Nazi Paikidze-Barnes, a 22-year-old champion chess player, is boycotting next year’s World Chess Championship competition in Iran.
“I think it’s unacceptable to host a women’s World Championship in a place where women do not have basic fundamental rights and are treated as second-class citizens,” she says.
In Iran women are legally required to wear a hijab or headscarf.
Nazi says she will not wear the hijab and “support oppression”.
She has started a petition, asking organisers to either change the location of the 2017 event or to make it optional for women to cover their heads.
FIDE, the world chess federation, says Iran “was the only country which made a proposal to host the event” and that no other member nations made any objections.
“There were no complaints from the players or officials and everybody respected the laws of the country, including the dress requirements,” says FIDE’s its official statement.
Since talking about her plans to boycott the event, Nazi has faced criticism claiming that she doesn’t understand Islamic culture and Iranian society.
“I am not anti-Islam or any other religion. I stand for freedom of religion and choice,” she says.
“I’m protesting FIDE’s decision not because of Iran’s religion or people, but for the government’s laws that are restricting my rights as a woman.”

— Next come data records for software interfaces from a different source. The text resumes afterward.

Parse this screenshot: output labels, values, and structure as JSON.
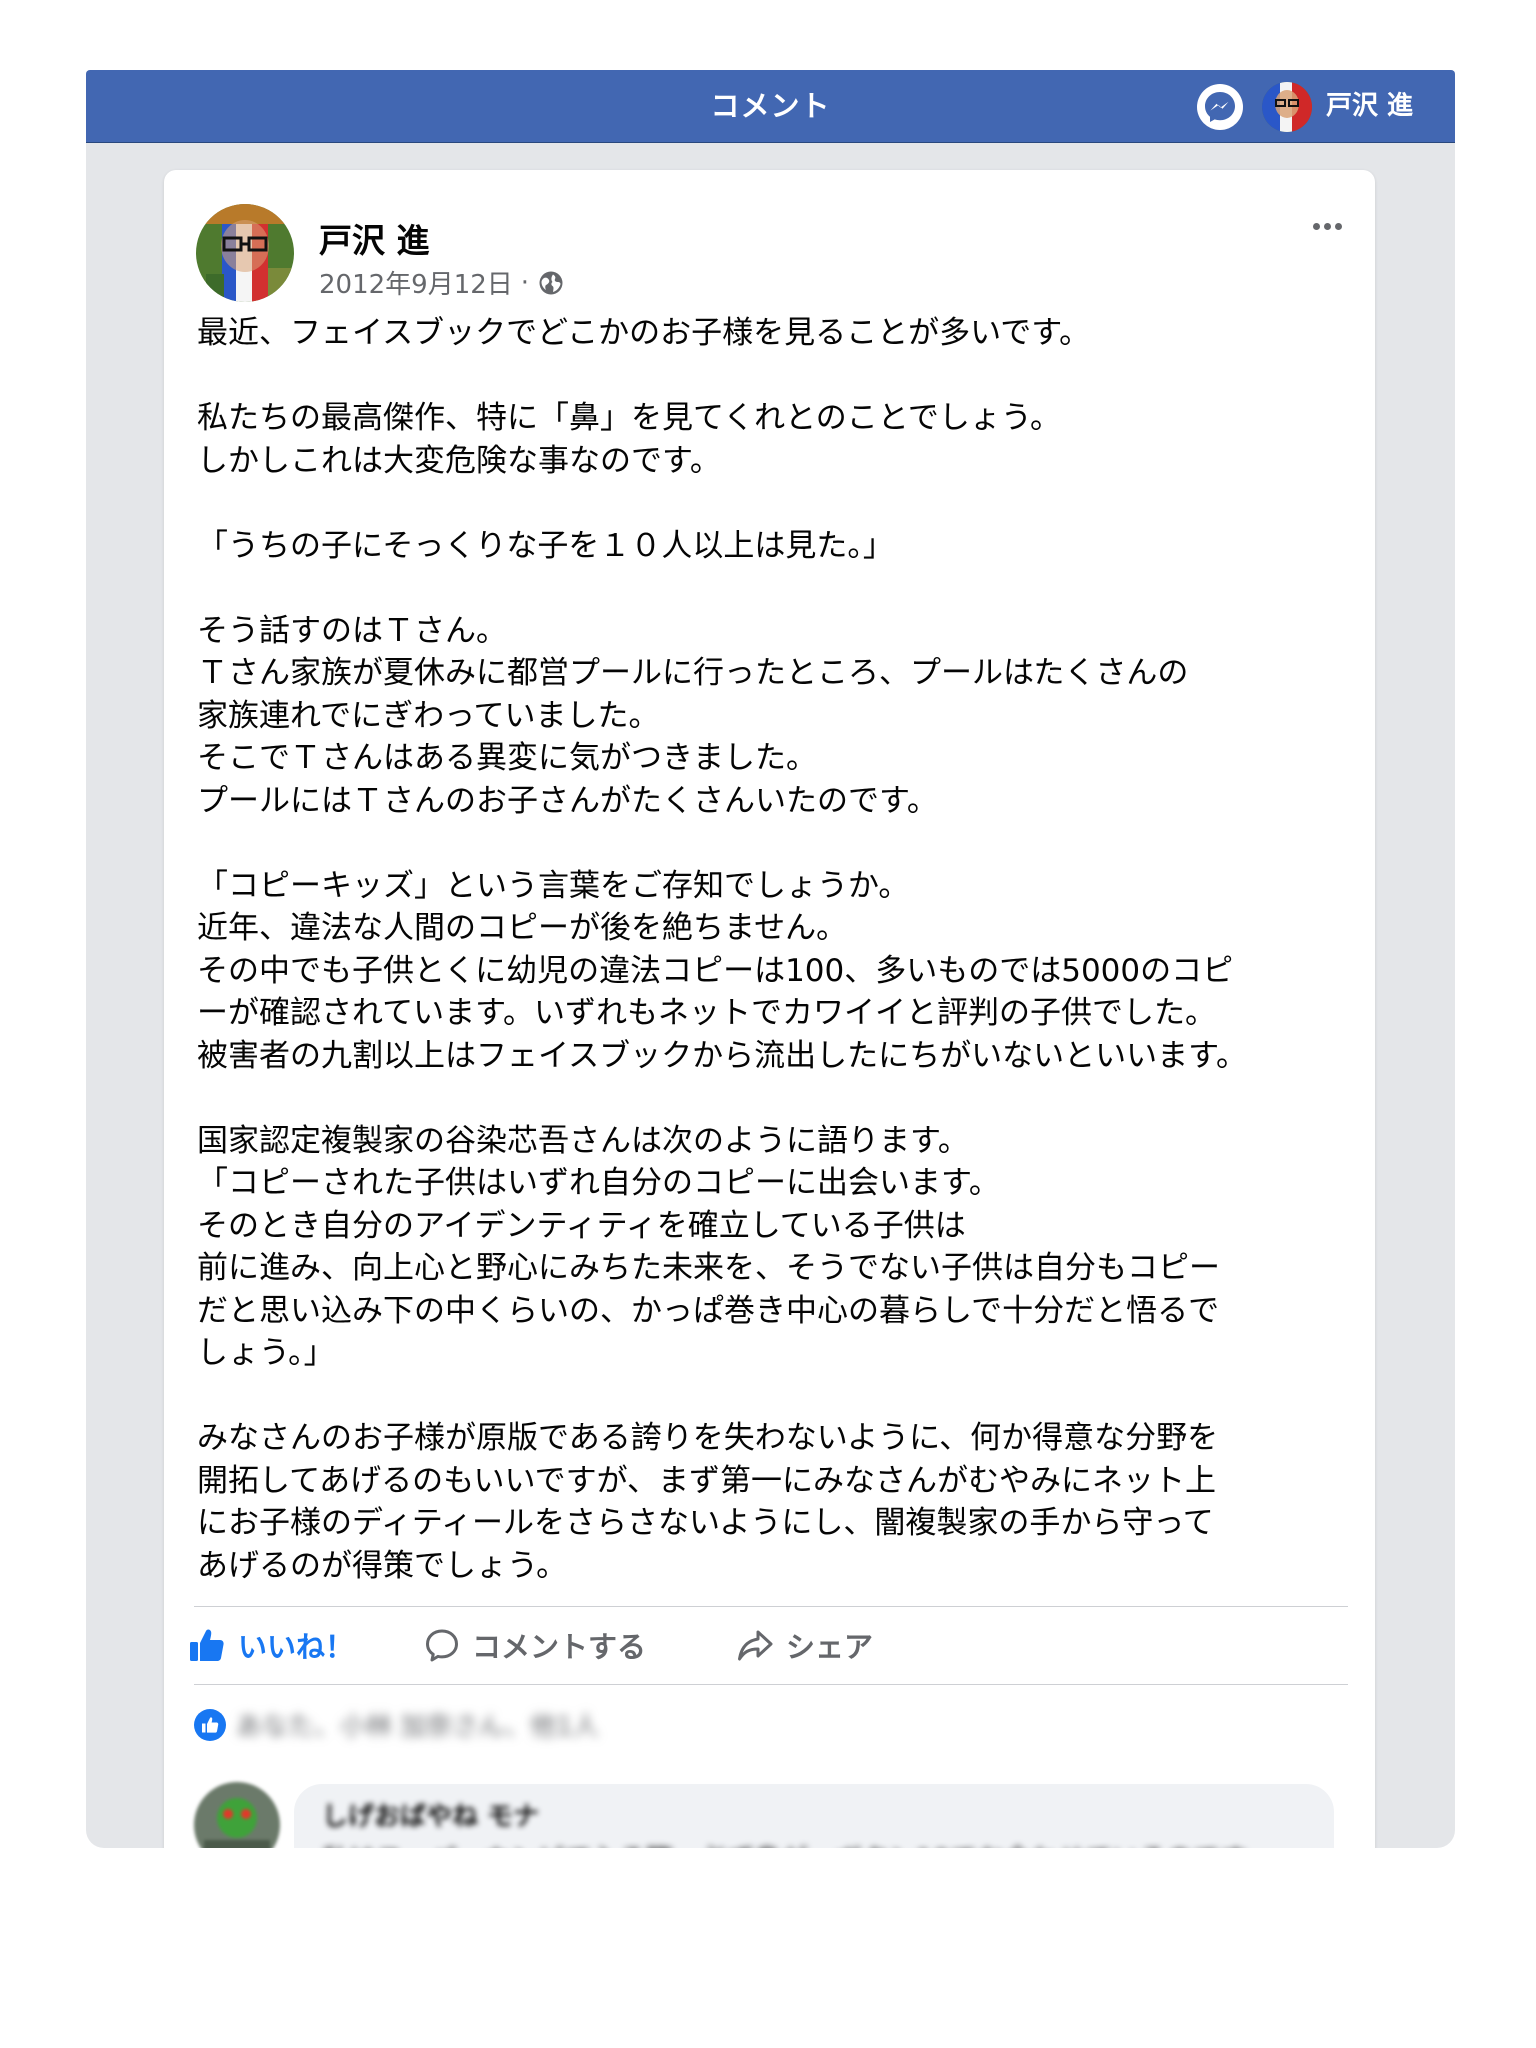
{
  "topbar": {
    "title": "コメント",
    "user_name": "戸沢 進",
    "messenger_icon": "messenger-icon",
    "brand_color": "#4267b2"
  },
  "post": {
    "author": "戸沢 進",
    "date": "2012年9月12日",
    "date_separator": "·",
    "privacy_icon": "globe-icon",
    "lines": [
      "最近、フェイスブックでどこかのお子様を見ることが多いです。",
      "",
      "私たちの最高傑作、特に「鼻」を見てくれとのことでしょう。",
      "しかしこれは大変危険な事なのです。",
      "",
      "「うちの子にそっくりな子を１０人以上は見た。」",
      "",
      "そう話すのはＴさん。",
      "Ｔさん家族が夏休みに都営プールに行ったところ、プールはたくさんの",
      "家族連れでにぎわっていました。",
      "そこでＴさんはある異変に気がつきました。",
      "プールにはＴさんのお子さんがたくさんいたのです。",
      "",
      "「コピーキッズ」という言葉をご存知でしょうか。",
      "近年、違法な人間のコピーが後を絶ちません。",
      "その中でも子供とくに幼児の違法コピーは100、多いものでは5000のコピ",
      "ーが確認されています。いずれもネットでカワイイと評判の子供でした。",
      "被害者の九割以上はフェイスブックから流出したにちがいないといいます。",
      "",
      "国家認定複製家の谷染芯吾さんは次のように語ります。",
      "「コピーされた子供はいずれ自分のコピーに出会います。",
      "そのとき自分のアイデンティティを確立している子供は",
      "前に進み、向上心と野心にみちた未来を、そうでない子供は自分もコピー",
      "だと思い込み下の中くらいの、かっぱ巻き中心の暮らしで十分だと悟るで",
      "しょう。」",
      "",
      "みなさんのお子様が原版である誇りを失わないように、何か得意な分野を",
      "開拓してあげるのもいいですが、まず第一にみなさんがむやみにネット上",
      "にお子様のディティールをさらさないようにし、闇複製家の手から守って",
      "あげるのが得策でしょう。"
    ]
  },
  "actions": {
    "like": "いいね！",
    "comment": "コメントする",
    "share": "シェア"
  },
  "reactions": {
    "summary": "あなた、小林 加奈さん、他1人"
  },
  "comment": {
    "name": "しげおばやね モナ",
    "text": "私はスーパーカンピで入る際、必ず鼻が一ボタン10でお全わせているのです"
  },
  "colors": {
    "like_blue": "#1877f2",
    "muted_text": "#65676b"
  }
}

British chess player Nigel Short has been tweeting in support of Nazi’s campaign, describing “scandalous religious and sexual discrimination against women players in Iran”.